§ WHAT TO PRODUCE:
Copy out every line holding the string "JSON" from the records below.

(Interface dataset entries)

........

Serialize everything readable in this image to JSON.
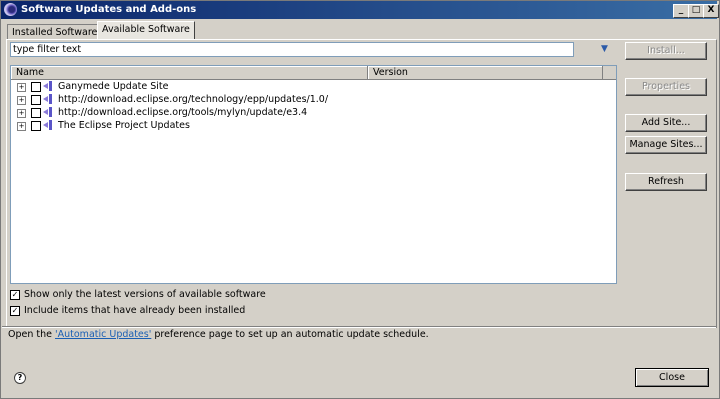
{
  "window": {
    "title": "Software Updates and Add-ons",
    "controls": [
      "_",
      "□",
      "X"
    ]
  },
  "tabs": [
    {
      "label": "Installed Software",
      "active": false
    },
    {
      "label": "Available Software",
      "active": true
    }
  ],
  "filter": {
    "value": "type filter text"
  },
  "table": {
    "columns": [
      "Name",
      "Version"
    ],
    "rows": [
      {
        "name": "Ganymede Update Site",
        "version": ""
      },
      {
        "name": "http://download.eclipse.org/technology/epp/updates/1.0/",
        "version": ""
      },
      {
        "name": "http://download.eclipse.org/tools/mylyn/update/e3.4",
        "version": ""
      },
      {
        "name": "The Eclipse Project Updates",
        "version": ""
      }
    ]
  },
  "buttons": {
    "install": "Install...",
    "properties": "Properties",
    "add_site": "Add Site...",
    "manage_sites": "Manage Sites...",
    "refresh": "Refresh",
    "close": "Close"
  },
  "options": {
    "latest_only": {
      "label": "Show only the latest versions of available software",
      "checked": true
    },
    "include_installed": {
      "label": "Include items that have already been installed",
      "checked": true
    }
  },
  "info": {
    "prefix": "Open the ",
    "link": "'Automatic Updates'",
    "suffix": " preference page to set up an automatic update schedule."
  },
  "colors": {
    "link": "#1a5fb4",
    "title_bar": "#0a246a"
  }
}
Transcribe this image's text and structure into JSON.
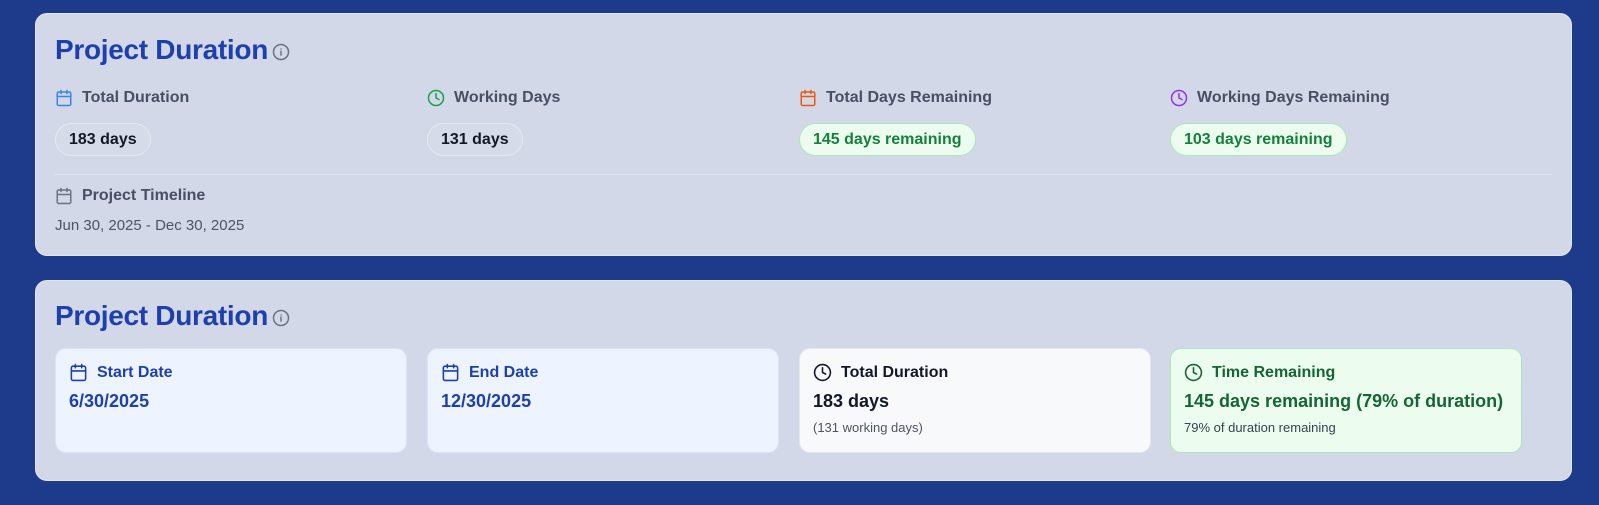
{
  "colors": {
    "background": "#1e3a8a",
    "title": "#1e40af",
    "green": "#15803d",
    "blue_icon": "#3b82f6",
    "green_icon": "#16a34a",
    "orange_icon": "#ea580c",
    "purple_icon": "#9333ea"
  },
  "summary_card": {
    "title": "Project Duration",
    "info_icon": "info-icon",
    "metrics": [
      {
        "label": "Total Duration",
        "value": "183 days",
        "icon": "calendar-icon"
      },
      {
        "label": "Working Days",
        "value": "131 days",
        "icon": "clock-icon"
      },
      {
        "label": "Total Days Remaining",
        "value": "145 days remaining",
        "icon": "calendar-icon"
      },
      {
        "label": "Working Days Remaining",
        "value": "103 days remaining",
        "icon": "clock-icon"
      }
    ],
    "timeline": {
      "label": "Project Timeline",
      "value": "Jun 30, 2025 - Dec 30, 2025",
      "icon": "calendar-icon"
    }
  },
  "detail_card": {
    "title": "Project Duration",
    "info_icon": "info-icon",
    "boxes": [
      {
        "label": "Start Date",
        "value": "6/30/2025",
        "icon": "calendar-icon"
      },
      {
        "label": "End Date",
        "value": "12/30/2025",
        "icon": "calendar-icon"
      },
      {
        "label": "Total Duration",
        "value": "183 days",
        "sub": "(131 working days)",
        "icon": "clock-icon"
      },
      {
        "label": "Time Remaining",
        "value": "145 days remaining (79% of duration)",
        "sub": "79% of duration remaining",
        "icon": "clock-icon"
      }
    ]
  }
}
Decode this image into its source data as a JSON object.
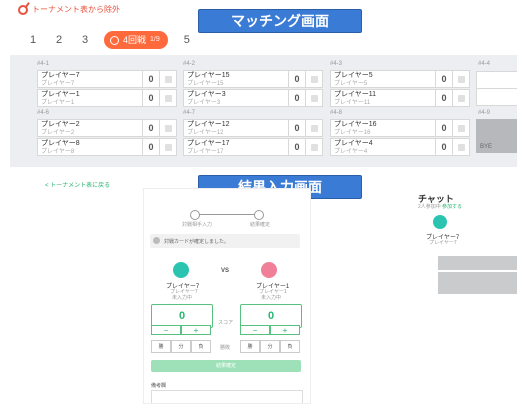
{
  "app": {
    "brand_label": "トーナメント表から除外"
  },
  "callouts": {
    "matching": "マッチング画面",
    "result": "結果入力画面"
  },
  "round_tabs": [
    {
      "label": "1"
    },
    {
      "label": "2"
    },
    {
      "label": "3"
    },
    {
      "label": "4回戦",
      "sub": "1/9",
      "active": true
    },
    {
      "label": "5"
    }
  ],
  "matches": [
    {
      "id": "#4-1",
      "p1": {
        "name": "プレイヤー7",
        "sub": "プレイヤー7",
        "score": "0"
      },
      "p2": {
        "name": "プレイヤー1",
        "sub": "プレイヤー1",
        "score": "0"
      }
    },
    {
      "id": "#4-2",
      "p1": {
        "name": "プレイヤー15",
        "sub": "プレイヤー15",
        "score": "0"
      },
      "p2": {
        "name": "プレイヤー3",
        "sub": "プレイヤー3",
        "score": "0"
      }
    },
    {
      "id": "#4-3",
      "p1": {
        "name": "プレイヤー5",
        "sub": "プレイヤー5",
        "score": "0"
      },
      "p2": {
        "name": "プレイヤー11",
        "sub": "プレイヤー11",
        "score": "0"
      }
    },
    {
      "id": "#4-6",
      "p1": {
        "name": "プレイヤー2",
        "sub": "プレイヤー2",
        "score": "0"
      },
      "p2": {
        "name": "プレイヤー8",
        "sub": "プレイヤー8",
        "score": "0"
      }
    },
    {
      "id": "#4-7",
      "p1": {
        "name": "プレイヤー12",
        "sub": "プレイヤー12",
        "score": "0"
      },
      "p2": {
        "name": "プレイヤー17",
        "sub": "プレイヤー17",
        "score": "0"
      }
    },
    {
      "id": "#4-8",
      "p1": {
        "name": "プレイヤー16",
        "sub": "プレイヤー16",
        "score": "0"
      },
      "p2": {
        "name": "プレイヤー4",
        "sub": "プレイヤー4",
        "score": "0"
      }
    }
  ],
  "bye_matches": [
    {
      "id": "#4-4"
    },
    {
      "id": "#4-9",
      "bye_label": "BYE"
    }
  ],
  "result_screen": {
    "back_link": "< トーナメント表に戻る",
    "steps": [
      "対戦相手入力",
      "結果確定"
    ],
    "notice": "対戦カードが確定しました。",
    "player_left": {
      "name": "プレイヤー7",
      "sub": "プレイヤー7",
      "note": "未入力中"
    },
    "player_right": {
      "name": "プレイヤー1",
      "sub": "プレイヤー1",
      "note": "未入力中"
    },
    "vs_label": "VS",
    "score_left": "0",
    "score_right": "0",
    "score_label": "スコア",
    "minus": "−",
    "plus": "+",
    "result_label": "勝敗",
    "wdl": [
      "勝",
      "分",
      "負"
    ],
    "confirm_button": "結果確定",
    "memo_label": "備考欄"
  },
  "chat": {
    "title": "チャット",
    "subtitle": "2人参加中",
    "subtitle_link": "参加する",
    "user_name": "プレイヤー7",
    "user_sub": "プレイヤー7"
  },
  "colors": {
    "accent_orange": "#ff6a3d",
    "accent_green": "#2bb673",
    "callout_blue": "#3a7bd5"
  }
}
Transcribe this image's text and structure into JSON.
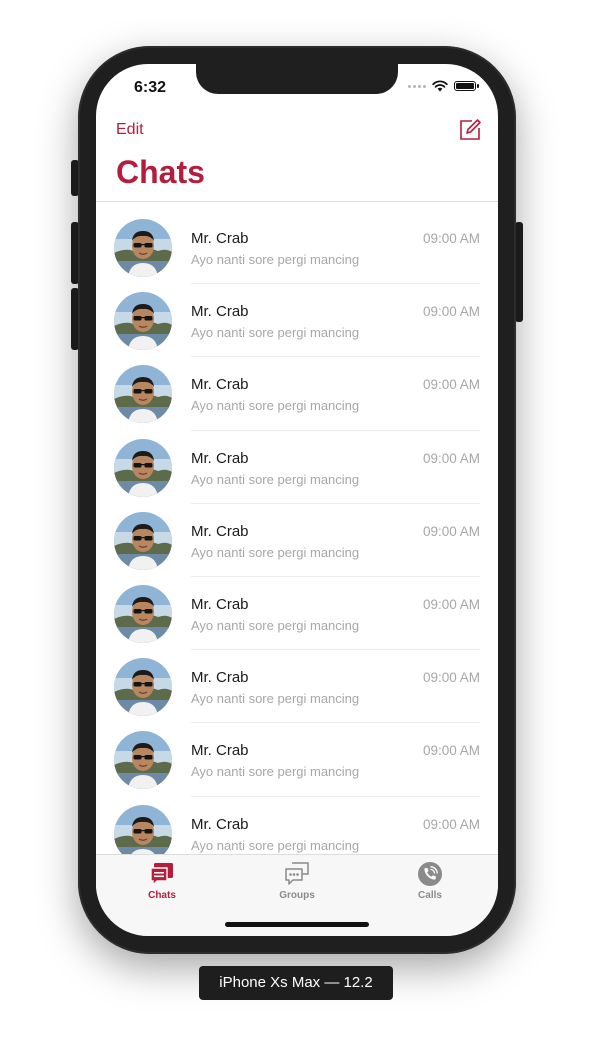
{
  "status_bar": {
    "time": "6:32"
  },
  "nav": {
    "edit_label": "Edit",
    "title": "Chats"
  },
  "chats": [
    {
      "name": "Mr. Crab",
      "message": "Ayo nanti sore pergi mancing",
      "time": "09:00 AM"
    },
    {
      "name": "Mr. Crab",
      "message": "Ayo nanti sore pergi mancing",
      "time": "09:00 AM"
    },
    {
      "name": "Mr. Crab",
      "message": "Ayo nanti sore pergi mancing",
      "time": "09:00 AM"
    },
    {
      "name": "Mr. Crab",
      "message": "Ayo nanti sore pergi mancing",
      "time": "09:00 AM"
    },
    {
      "name": "Mr. Crab",
      "message": "Ayo nanti sore pergi mancing",
      "time": "09:00 AM"
    },
    {
      "name": "Mr. Crab",
      "message": "Ayo nanti sore pergi mancing",
      "time": "09:00 AM"
    },
    {
      "name": "Mr. Crab",
      "message": "Ayo nanti sore pergi mancing",
      "time": "09:00 AM"
    },
    {
      "name": "Mr. Crab",
      "message": "Ayo nanti sore pergi mancing",
      "time": "09:00 AM"
    },
    {
      "name": "Mr. Crab",
      "message": "Ayo nanti sore pergi mancing",
      "time": "09:00 AM"
    }
  ],
  "tabs": [
    {
      "label": "Chats",
      "icon": "chat-bubbles-icon",
      "active": true
    },
    {
      "label": "Groups",
      "icon": "group-chat-icon",
      "active": false
    },
    {
      "label": "Calls",
      "icon": "phone-icon",
      "active": false
    }
  ],
  "device_label": "iPhone Xs Max — 12.2",
  "colors": {
    "accent": "#b31e3c",
    "muted": "#a7a7a7",
    "tab_inactive": "#8a8a8a"
  }
}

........

§ EXPECTED OUTPUT:
Serialize everything readable in this image to JSON.
Transcribe this image's text and structure into JSON.
Decode this image into its source data as a JSON object.
Transcribe this image's text and structure into JSON.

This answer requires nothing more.